Outside the Aborigine community there has been no hue and cry for her removal – people in Taiwan have become inured to rudeness and arrogance from politicians nowadays. They are used to the Administration's noises and promises, which mean nothing.

Members of her party, the Democratic Progressive Party, have defended her remarks. President Chen Shuibian suggested that she apologize; she refuses to apologize. Apparently, insulting disadvantaged minorities struck by natural disasters does not seem improper to her. She is, after all, a rich, powerful politician, so she feels little to fear from the Aborigines, who she regards as a bunch of savages. (Fortunately, she has not gone as far as my acquaintance H, a hardline DPP Taiwan Independence backer, who advocates genocide: "The best thing we can do with the aborigines is wipe them all out, exterminate the race.") She has, however, retracted her statement about the negritoes, and is now trying to ignore the whole incident.

The aborigines have not been ignoring it. If you want to make instant friends with a Taiwan aborigine these days, any tribe, just say, “I hate the DPP, and I think Vice President Lu should be recalled.”
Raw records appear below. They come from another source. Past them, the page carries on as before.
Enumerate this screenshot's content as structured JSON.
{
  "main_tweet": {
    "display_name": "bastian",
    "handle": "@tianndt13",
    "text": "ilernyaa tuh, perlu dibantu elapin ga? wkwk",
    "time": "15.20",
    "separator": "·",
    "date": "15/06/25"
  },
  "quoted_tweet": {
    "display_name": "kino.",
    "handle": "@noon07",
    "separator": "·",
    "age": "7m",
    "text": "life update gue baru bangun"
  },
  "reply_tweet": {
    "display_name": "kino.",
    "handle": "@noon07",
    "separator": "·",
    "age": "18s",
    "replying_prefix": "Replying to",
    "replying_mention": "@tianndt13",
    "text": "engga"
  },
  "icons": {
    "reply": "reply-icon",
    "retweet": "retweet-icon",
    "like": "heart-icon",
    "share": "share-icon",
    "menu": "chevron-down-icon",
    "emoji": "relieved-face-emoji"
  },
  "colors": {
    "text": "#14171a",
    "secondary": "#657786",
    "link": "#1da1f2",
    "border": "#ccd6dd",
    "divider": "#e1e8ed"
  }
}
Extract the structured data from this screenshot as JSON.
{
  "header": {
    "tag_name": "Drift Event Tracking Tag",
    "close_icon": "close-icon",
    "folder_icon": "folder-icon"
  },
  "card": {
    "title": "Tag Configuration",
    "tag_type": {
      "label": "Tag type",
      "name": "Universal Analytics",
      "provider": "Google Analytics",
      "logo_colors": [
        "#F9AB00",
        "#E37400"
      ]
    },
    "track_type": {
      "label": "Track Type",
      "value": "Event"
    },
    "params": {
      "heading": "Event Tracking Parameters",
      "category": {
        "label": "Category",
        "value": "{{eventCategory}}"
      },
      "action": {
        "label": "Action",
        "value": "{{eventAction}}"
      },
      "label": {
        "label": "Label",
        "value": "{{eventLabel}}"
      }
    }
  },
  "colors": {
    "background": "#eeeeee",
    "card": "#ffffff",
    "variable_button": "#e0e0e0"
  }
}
The aborigines are trying to institute dialogue with the Vice President. She told them to emigrate to South America if they don't like the DPP. Now the Aborigines say, “Okay, Vice President, first you find a husband in South America and move there. Then we will all follow you.” She has yet to respond to this proposal. (VP Lu has never been married.)

This proposal has also occasioned some discussion among the Tribes. “The Republic of China's diplomatic relations are few and tenuous. If Vice President Lu did manage to find someone in South America to marry her, wouldn't that spell the end of the ROC's good reputation throughout the region? They would hate us forever.”

Also, continued reflection has led to a tempering of certain rash statements the aborigines made in the heat of the moment. In a saber-rattling mood, some of the Tribes reminded people of the Aborigine tradition of headhunting, mostly among the Tayal tribe. However, the Tayal now say they will not remove Vice President Lu's head, because “it's too ugly.”

Monday, August 02, 2004

A Thought